Molly is a psychologically complex figure, and she left me thinking a lot about nature versus nurture. Because of her condition and the pseudo hemophiliac-like countermeasures of her life (furniture with no corners, for instance), as well as the rules she must live by (If you see yourself, run. Don't bleed. Blot, burn, bleach.), I couldn't help but wonder how much of Molly's behavior and quirks was a direct result of her odd condition and the fashion in which her parents were forced to nurture her, and how much was her natural state simply being given an outlet. Having to confront her evil twins on a routine basis, she is allowed to explore certain dark impulses that she might have otherwise repressed. Although Thompson doesn't delve deeply into such an exploration, it's still leaves me curious, and the mannerisms of several of the other mollys leaves it as a nagging question, a sort of mental puzzle box to explore without authorial hand-holding.
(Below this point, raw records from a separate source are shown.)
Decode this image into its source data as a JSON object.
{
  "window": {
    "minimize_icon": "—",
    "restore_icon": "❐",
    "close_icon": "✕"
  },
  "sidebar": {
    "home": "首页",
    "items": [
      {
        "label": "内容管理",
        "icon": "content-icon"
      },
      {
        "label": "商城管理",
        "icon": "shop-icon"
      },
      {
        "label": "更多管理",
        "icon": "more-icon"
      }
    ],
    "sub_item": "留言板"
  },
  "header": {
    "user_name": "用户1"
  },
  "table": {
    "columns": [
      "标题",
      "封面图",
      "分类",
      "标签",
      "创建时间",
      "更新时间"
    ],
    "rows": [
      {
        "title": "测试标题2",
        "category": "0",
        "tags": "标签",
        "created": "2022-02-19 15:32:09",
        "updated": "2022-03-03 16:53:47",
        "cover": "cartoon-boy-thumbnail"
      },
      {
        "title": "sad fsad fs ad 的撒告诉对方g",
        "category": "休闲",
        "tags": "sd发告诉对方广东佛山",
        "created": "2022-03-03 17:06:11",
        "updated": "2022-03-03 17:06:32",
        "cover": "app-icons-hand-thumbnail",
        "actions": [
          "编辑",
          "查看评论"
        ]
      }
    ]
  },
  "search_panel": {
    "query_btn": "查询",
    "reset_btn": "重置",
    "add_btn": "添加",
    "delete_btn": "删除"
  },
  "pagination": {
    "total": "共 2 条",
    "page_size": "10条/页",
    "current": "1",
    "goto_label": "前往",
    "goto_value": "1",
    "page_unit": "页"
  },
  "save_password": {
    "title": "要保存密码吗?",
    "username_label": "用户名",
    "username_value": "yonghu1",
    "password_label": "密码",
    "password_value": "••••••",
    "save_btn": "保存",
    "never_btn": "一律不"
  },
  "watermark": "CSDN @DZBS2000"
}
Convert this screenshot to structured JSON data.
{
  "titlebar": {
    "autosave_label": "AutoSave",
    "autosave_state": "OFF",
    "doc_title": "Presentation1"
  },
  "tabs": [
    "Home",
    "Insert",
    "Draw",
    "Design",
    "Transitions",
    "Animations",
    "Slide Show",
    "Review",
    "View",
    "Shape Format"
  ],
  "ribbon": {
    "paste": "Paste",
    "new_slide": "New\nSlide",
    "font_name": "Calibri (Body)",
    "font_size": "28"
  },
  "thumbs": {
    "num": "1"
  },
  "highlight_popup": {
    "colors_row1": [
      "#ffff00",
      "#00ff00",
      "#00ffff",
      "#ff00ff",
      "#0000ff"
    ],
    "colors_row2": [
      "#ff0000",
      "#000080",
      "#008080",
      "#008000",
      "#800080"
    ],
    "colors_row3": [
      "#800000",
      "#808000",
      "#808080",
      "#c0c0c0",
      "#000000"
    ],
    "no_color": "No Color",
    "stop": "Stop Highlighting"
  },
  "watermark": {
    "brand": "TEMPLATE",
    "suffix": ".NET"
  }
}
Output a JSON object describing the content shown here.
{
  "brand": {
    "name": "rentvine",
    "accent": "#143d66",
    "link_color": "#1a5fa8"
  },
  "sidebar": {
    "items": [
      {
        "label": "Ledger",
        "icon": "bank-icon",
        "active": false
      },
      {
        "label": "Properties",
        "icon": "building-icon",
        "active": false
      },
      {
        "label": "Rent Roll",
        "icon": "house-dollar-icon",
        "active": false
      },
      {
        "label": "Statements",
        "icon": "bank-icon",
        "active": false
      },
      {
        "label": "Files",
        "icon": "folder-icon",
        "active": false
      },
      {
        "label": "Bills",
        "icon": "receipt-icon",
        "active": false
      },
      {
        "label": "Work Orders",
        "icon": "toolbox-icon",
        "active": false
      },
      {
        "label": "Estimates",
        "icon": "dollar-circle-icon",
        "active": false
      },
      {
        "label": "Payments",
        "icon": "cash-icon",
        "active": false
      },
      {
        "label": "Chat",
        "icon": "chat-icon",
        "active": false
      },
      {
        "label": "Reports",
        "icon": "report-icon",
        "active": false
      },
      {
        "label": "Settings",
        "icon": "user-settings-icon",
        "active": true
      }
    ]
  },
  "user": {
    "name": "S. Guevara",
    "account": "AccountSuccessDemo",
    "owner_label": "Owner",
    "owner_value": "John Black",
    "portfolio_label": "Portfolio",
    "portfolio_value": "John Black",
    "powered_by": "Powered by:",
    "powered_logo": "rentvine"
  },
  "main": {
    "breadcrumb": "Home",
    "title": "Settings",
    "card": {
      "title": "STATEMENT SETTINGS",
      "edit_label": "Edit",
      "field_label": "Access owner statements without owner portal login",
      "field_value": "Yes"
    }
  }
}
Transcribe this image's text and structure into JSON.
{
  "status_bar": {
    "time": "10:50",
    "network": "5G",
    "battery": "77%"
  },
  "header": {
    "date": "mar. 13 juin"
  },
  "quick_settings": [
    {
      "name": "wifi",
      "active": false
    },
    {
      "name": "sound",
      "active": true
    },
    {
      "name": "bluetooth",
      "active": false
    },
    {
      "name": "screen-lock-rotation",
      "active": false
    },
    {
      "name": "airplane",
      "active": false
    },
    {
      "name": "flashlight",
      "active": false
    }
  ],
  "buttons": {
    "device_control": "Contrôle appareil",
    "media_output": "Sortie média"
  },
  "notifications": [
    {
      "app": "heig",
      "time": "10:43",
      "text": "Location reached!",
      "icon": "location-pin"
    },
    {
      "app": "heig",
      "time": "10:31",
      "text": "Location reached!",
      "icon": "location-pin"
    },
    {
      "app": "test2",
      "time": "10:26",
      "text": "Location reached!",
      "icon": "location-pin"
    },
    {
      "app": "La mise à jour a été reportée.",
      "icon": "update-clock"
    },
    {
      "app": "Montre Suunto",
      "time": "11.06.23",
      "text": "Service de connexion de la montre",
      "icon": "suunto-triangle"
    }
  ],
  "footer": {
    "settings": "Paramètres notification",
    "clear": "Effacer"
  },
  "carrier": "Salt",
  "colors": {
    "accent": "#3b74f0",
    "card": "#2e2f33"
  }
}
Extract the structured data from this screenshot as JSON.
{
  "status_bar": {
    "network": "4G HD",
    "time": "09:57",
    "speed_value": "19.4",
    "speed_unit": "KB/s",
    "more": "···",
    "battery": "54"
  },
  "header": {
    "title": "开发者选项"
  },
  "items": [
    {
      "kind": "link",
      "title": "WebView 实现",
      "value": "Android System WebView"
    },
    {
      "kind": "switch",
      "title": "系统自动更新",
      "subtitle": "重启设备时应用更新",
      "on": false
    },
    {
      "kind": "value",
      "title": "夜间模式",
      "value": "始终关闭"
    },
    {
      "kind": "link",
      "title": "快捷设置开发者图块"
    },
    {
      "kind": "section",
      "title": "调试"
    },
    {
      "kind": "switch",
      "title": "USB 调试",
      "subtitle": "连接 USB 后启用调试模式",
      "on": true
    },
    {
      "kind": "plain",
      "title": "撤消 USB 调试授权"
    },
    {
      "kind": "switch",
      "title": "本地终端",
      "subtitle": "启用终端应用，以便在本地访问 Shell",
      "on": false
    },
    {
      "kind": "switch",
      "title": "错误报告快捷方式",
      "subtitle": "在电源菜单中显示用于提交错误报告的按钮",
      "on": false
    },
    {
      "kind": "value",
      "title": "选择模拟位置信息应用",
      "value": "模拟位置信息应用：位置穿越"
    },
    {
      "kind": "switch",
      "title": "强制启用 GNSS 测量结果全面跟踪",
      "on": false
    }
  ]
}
Equally impressive was the writing itself. Thompson runs a tight ship and infuses this novella with a startling amount of depth in such a short span of time, yet keeps the story moving fast. He pulls off character development and spectacle with equal aplomb, accomplishing so much with both in so few pages. This book is expert-level stuff all the way through. Although I have a few questions, and plenty of suspicions, about Molly, the biggest question is how the hell haven't I heard of Tade Thompson before, and how quickly can I buy more of his work?

[Note: I received an advanced copy of this title from the publisher via NetGalley.]

View all my reviews

Michael Patrick Hicks

Michael Patrick Hicks is the author of the science fiction novels Convergence, an Amazon Breakthrough Novel Award 2013 Quarter-Finalist, and Emergence. His work has appeared in several anthologies, and he has written for the websites Graphic Novel Reporter and Audiobook Reviewer. In between compulsively buying books and adding titles that he does not have time for to his Netflix queue, he is hard at work on his next story.

Don't forget to hit Like and Share!

Follow my reviews on Amazon and Goodreads

If you enjoyed this post or others like it here, and would like to help keep this blog running,
you can support High Fever Books with a small Ko-Fi donation.